Mt Snæfellsjökull last erupted 1,800 years ago © kfk, Wikimedia Commons

This part of Iceland’s west coast is filled with majestic sea cliffs, beaches and lush fjords

Snæ-fells-nes merely means ‘snow mountain peninsula’, which it clearly is. Covered in a permanent shield of lumpy ice, Mt Snæfellsjökull (1,446m) is the tallest mountain in the long row of grey peaks that divides the sea between Breiðafjörður and Faxaflói. Rising alone from the water, no other point is so visible from the rest of Iceland as this one majestic volcano.

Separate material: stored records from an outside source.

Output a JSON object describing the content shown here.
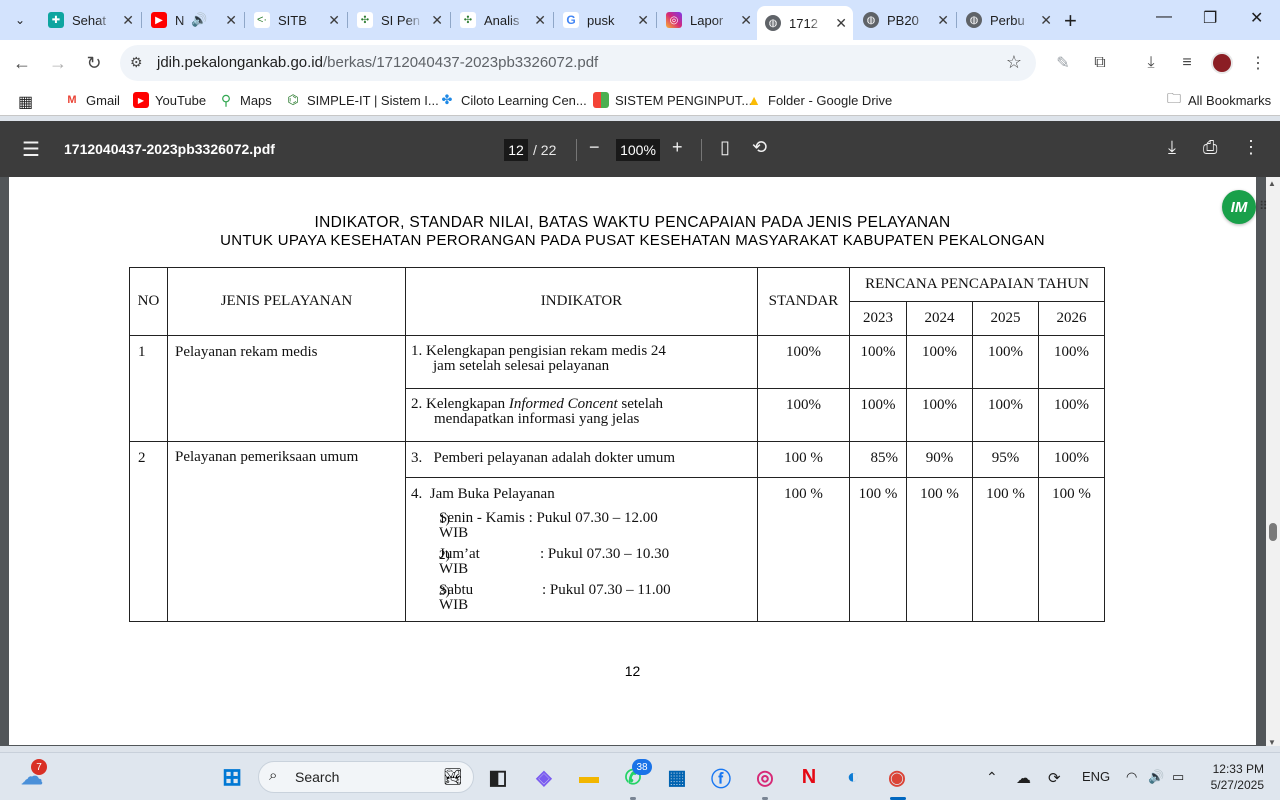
{
  "browser": {
    "tabs": [
      {
        "label": "Sehat",
        "icon": "health-app-icon",
        "color": "#0ea5a0"
      },
      {
        "label": "N",
        "icon": "youtube-icon",
        "color": "#ff0000",
        "muted_audio": true
      },
      {
        "label": "SITB",
        "icon": "sitb-icon",
        "color": "#2e7d32"
      },
      {
        "label": "SI Pen",
        "icon": "sipen-icon",
        "color": "#2e7d32"
      },
      {
        "label": "Analis",
        "icon": "analisis-icon",
        "color": "#2e7d32"
      },
      {
        "label": "pusk",
        "icon": "google-icon",
        "color": "#4285f4"
      },
      {
        "label": "Lapor",
        "icon": "instagram-icon",
        "color": "#d62976"
      },
      {
        "label": "1712",
        "icon": "globe-icon",
        "color": "#5f6368",
        "active": true
      },
      {
        "label": "PB20",
        "icon": "globe-icon",
        "color": "#5f6368"
      },
      {
        "label": "Perbu",
        "icon": "globe-icon",
        "color": "#5f6368"
      }
    ],
    "url_host": "jdih.pekalongankab.go.id",
    "url_path": "/berkas/1712040437-2023pb3326072.pdf",
    "bookmarks": [
      {
        "label": "Gmail",
        "icon": "gmail-icon"
      },
      {
        "label": "YouTube",
        "icon": "youtube-icon"
      },
      {
        "label": "Maps",
        "icon": "maps-icon"
      },
      {
        "label": "SIMPLE-IT | Sistem I...",
        "icon": "simple-it-icon"
      },
      {
        "label": "Ciloto Learning Cen...",
        "icon": "ciloto-icon"
      },
      {
        "label": "SISTEM PENGINPUT...",
        "icon": "sistem-icon"
      },
      {
        "label": "Folder - Google Drive",
        "icon": "google-drive-icon"
      }
    ],
    "all_bookmarks": "All Bookmarks"
  },
  "pdf": {
    "filename": "1712040437-2023pb3326072.pdf",
    "page_current": "12",
    "page_total": "/ 22",
    "zoom": "100%"
  },
  "document": {
    "heading_line1": "INDIKATOR, STANDAR NILAI, BATAS WAKTU PENCAPAIAN PADA JENIS PELAYANAN",
    "heading_line2": "UNTUK UPAYA KESEHATAN PERORANGAN PADA PUSAT KESEHATAN MASYARAKAT KABUPATEN PEKALONGAN",
    "table": {
      "headers": {
        "no": "NO",
        "jenis": "JENIS PELAYANAN",
        "indikator": "INDIKATOR",
        "standar": "STANDAR",
        "rencana": "RENCANA PENCAPAIAN TAHUN",
        "years": [
          "2023",
          "2024",
          "2025",
          "2026"
        ]
      },
      "groups": [
        {
          "no": "1",
          "jenis": "Pelayanan rekam medis",
          "rows": [
            {
              "num": "1.",
              "ind_a": "Kelengkapan pengisian rekam medis 24",
              "ind_b": "jam setelah selesai pelayanan",
              "standar": "100%",
              "years": [
                "100%",
                "100%",
                "100%",
                "100%"
              ]
            },
            {
              "num": "2.",
              "ind_a": "Kelengkapan Informed Concent setelah",
              "ind_b": "mendapatkan informasi yang jelas",
              "standar": "100%",
              "years": [
                "100%",
                "100%",
                "100%",
                "100%"
              ]
            }
          ]
        },
        {
          "no": "2",
          "jenis": "Pelayanan pemeriksaan umum",
          "rows": [
            {
              "num": "3.",
              "ind_a": "Pemberi pelayanan adalah dokter umum",
              "standar": "100 %",
              "years": [
                "85%",
                "90%",
                "95%",
                "100%"
              ]
            },
            {
              "num": "4.",
              "ind_a": "Jam Buka Pelayanan",
              "standar": "100 %",
              "years": [
                "100 %",
                "100 %",
                "100 %",
                "100 %"
              ],
              "sub": [
                {
                  "n": "1)",
                  "day": "Senin - Kamis",
                  "time": ": Pukul 07.30 – 12.00",
                  "wib": "WIB"
                },
                {
                  "n": "2)",
                  "day": "Jum’at",
                  "time": ": Pukul 07.30 – 10.30",
                  "wib": "WIB"
                },
                {
                  "n": "3)",
                  "day": "Sabtu",
                  "time": ": Pukul 07.30 – 11.00",
                  "wib": "WIB"
                }
              ]
            }
          ]
        }
      ]
    },
    "page_number": "12"
  },
  "ext_badge": "IM",
  "taskbar": {
    "search_label": "Search",
    "weather_badge": "7",
    "whatsapp_badge": "38",
    "lang": "ENG",
    "time": "12:33 PM",
    "date": "5/27/2025"
  },
  "colors": {
    "tabstrip": "#d3e3fd",
    "pdfbar": "#3c3c3c",
    "viewer": "#525659",
    "ext": "#19a04a"
  }
}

Be you in Reykjavík or in the West Fjords, a sunny day will grant you a vision of the mountain and its glacier. As you approach the peninsula the view becomes even more astounding, but once you arrive at the base, the mountain disappears – it is too big to see up close. The mystique of Snæfellsnes lies in its remarkable terrain, the energy of the mountains and the legends connected to this place.

Snæfellsnes seems a determined detour that might feel like going way out on a limb. Anxious tourists often bypass the whole area just to make good distance on the ring road. That is a big mistake, since they are missing a most magnificent place. This long volcanic ridge is a natural paradise with very few people and memorable landscapes. Serious hikers will want to trek any of the many trails, especially those that cross the peninsula – a short distance that ascends some mighty mountains.

Everyone should feel encouraged to experience the national park. It’s a personal favourite among Icelanders and offers a tranquil escape with powerful views. Below the white cap, the sloping lava descends into a rough and desolate landscape of grey-black hills, craters, cliffs, and fields of broken lava rock. This is not some kind of action-packed adventure land at the edge of a volcano. On the contrary, wandering through this lost world feels meditative and ethereal. If anything, Snæfellsjökull is pure silence. It’s gorgeous and serene, so if you have some spare time, be sure to spend it here.